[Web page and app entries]
+-------+
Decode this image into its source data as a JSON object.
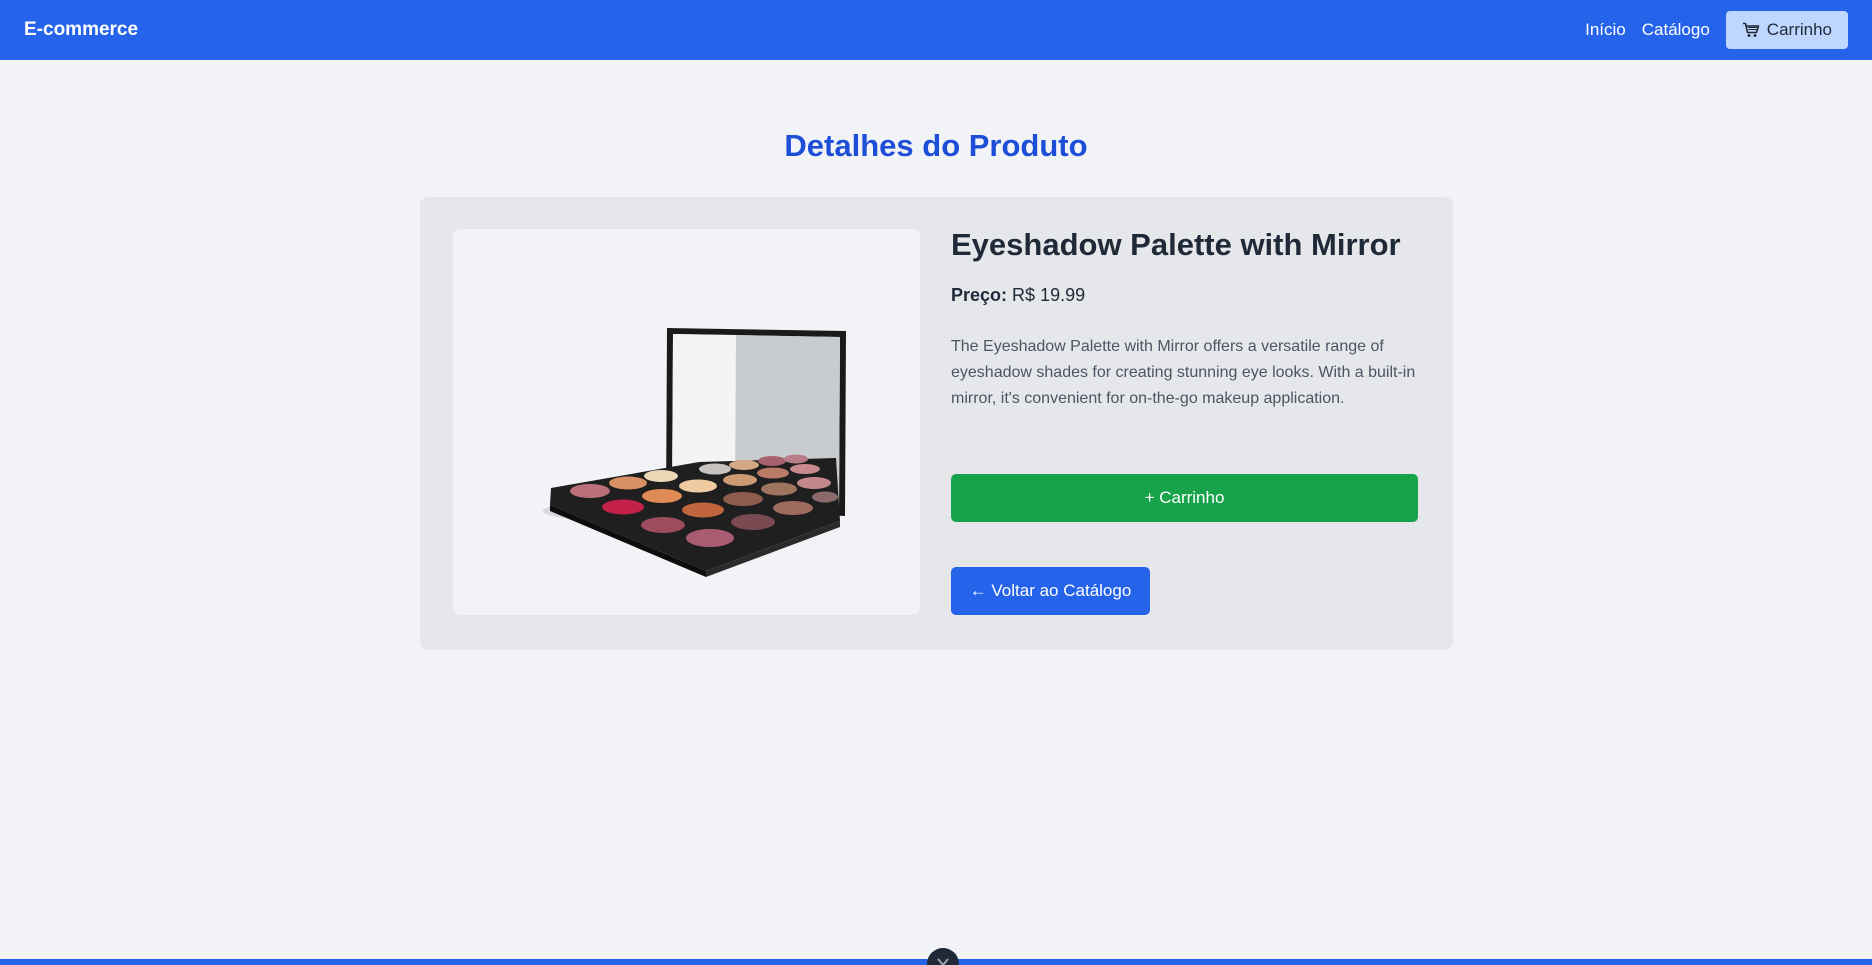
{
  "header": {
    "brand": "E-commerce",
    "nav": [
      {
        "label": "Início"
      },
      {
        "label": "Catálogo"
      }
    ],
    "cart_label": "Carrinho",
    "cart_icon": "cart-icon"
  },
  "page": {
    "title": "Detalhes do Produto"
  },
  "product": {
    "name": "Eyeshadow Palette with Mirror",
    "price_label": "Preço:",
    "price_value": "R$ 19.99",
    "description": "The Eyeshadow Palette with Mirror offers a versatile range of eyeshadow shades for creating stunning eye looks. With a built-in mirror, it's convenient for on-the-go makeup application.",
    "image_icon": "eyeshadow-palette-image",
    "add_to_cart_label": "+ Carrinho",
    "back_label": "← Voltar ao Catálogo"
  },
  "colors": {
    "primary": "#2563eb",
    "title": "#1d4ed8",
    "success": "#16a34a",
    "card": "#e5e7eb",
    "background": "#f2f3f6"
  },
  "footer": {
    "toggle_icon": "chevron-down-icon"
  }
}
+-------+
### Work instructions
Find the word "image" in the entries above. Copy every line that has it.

### Solution to the problem
Decode this image into its source data as a JSON object.
    "image_icon": "eyeshadow-palette-image",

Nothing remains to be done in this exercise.